  • "Sometime in my childhood, I realized that the Exodus wasn’t as remote or as faceless as I thought it was, because I knew a former slave. His name was Hersh Nemes, and he was my grandfather." Share this moving Passover essay!
  • Getting ready for Seder? Chag Sameach! http://jd.fo/q3LO2
  • "We are not so far removed from the tragedies of the past, and as Jews sit down to the Seder meal, this event is a teachable moment of how the hatred of Jews-as-Other is still alive and well. It is not realistic to be complacent."
  • Aperitif Cocktail, Tequila Shot, Tom Collins or Vodka Soda — Which son do you relate to?
  • Elvis craved bacon on tour. Michael Jackson craved matzo ball soup. We've got the recipe.
  • This is the face of hatred.
  • What could be wrong with a bunch of guys kicking back with a steak and a couple of beers and talking about the Seder? Try everything. #ManSeder
  • BREAKING: Smirking killer singled out Jews for death in suburban Kansas City rampage. 3 die in bloody rampage at JCC and retirement home.
  • Real exodus? For Mimi Minsky, it's screaming kids and demanding hubby on way down to Miami, not matzo in the desert.
  • The real heroines of Passover prep aren't even Jewish. But the holiday couldn't happen without them.
  • Is Handel’s ‘Messiah’ an anti-Semitic screed?
  • Meet the Master of the Matzo Ball.
  • Pierre Dulaine wants to do in his hometown of Jaffa what he did for kids in Manhattan: teach them to dance.
  • "The first time I met Mick Jagger, I said, 'Those are the tackiest shoes I’ve ever seen.'” Jewish music journalist Lisa Robinson remembers the glory days of rock in her new book, "There Goes Gravity."
  • from-cache

Would you like to receive updates about new stories?

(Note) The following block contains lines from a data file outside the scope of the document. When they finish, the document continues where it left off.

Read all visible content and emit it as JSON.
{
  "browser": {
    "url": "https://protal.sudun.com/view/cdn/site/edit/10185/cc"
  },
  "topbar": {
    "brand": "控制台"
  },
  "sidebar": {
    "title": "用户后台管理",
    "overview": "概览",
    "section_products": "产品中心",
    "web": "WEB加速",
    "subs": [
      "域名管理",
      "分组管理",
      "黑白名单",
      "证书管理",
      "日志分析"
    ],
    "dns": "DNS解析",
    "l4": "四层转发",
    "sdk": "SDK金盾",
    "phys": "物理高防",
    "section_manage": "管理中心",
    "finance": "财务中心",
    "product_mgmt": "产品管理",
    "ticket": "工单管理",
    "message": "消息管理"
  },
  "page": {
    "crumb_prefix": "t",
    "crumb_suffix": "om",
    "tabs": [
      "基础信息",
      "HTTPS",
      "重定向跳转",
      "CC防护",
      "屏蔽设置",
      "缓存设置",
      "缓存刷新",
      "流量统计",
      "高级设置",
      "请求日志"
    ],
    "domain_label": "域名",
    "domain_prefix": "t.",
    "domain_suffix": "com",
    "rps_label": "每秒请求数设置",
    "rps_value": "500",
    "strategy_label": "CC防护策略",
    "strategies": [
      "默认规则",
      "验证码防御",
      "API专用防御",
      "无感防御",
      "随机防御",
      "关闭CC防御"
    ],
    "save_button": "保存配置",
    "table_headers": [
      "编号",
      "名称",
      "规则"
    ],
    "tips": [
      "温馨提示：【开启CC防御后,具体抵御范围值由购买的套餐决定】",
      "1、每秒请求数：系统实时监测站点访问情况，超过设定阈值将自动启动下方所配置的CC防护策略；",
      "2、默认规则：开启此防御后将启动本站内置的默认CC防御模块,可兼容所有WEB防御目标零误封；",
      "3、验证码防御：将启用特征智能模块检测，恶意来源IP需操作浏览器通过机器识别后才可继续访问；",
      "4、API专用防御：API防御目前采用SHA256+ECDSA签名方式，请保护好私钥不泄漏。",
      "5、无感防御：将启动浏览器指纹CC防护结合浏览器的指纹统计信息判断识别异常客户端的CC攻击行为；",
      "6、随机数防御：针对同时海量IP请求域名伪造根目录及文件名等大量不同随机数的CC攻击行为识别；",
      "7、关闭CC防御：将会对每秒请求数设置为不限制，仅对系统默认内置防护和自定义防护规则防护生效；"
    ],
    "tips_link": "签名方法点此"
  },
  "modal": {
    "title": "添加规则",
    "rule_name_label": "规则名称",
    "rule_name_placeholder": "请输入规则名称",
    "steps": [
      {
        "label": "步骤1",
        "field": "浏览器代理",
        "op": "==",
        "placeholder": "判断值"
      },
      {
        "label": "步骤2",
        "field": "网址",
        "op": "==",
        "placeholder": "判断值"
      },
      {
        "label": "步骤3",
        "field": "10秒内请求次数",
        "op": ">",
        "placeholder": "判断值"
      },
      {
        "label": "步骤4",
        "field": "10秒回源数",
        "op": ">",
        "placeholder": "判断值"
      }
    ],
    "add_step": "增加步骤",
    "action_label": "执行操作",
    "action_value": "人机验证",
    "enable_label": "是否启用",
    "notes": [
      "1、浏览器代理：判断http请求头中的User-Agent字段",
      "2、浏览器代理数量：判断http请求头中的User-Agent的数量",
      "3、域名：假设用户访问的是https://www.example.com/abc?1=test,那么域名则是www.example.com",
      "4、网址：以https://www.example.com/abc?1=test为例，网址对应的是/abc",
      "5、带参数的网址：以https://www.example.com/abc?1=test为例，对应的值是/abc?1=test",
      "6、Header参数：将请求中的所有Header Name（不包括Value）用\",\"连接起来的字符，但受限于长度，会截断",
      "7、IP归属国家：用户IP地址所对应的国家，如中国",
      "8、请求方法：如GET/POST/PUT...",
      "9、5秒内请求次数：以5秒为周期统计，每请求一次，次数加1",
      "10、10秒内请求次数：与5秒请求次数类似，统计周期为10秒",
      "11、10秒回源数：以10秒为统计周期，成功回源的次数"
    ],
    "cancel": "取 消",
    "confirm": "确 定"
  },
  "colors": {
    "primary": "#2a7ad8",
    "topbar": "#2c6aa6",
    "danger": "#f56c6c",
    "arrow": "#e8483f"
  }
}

We will not share your e-mail address or other personal information.

Already subscribed? Manage your subscription.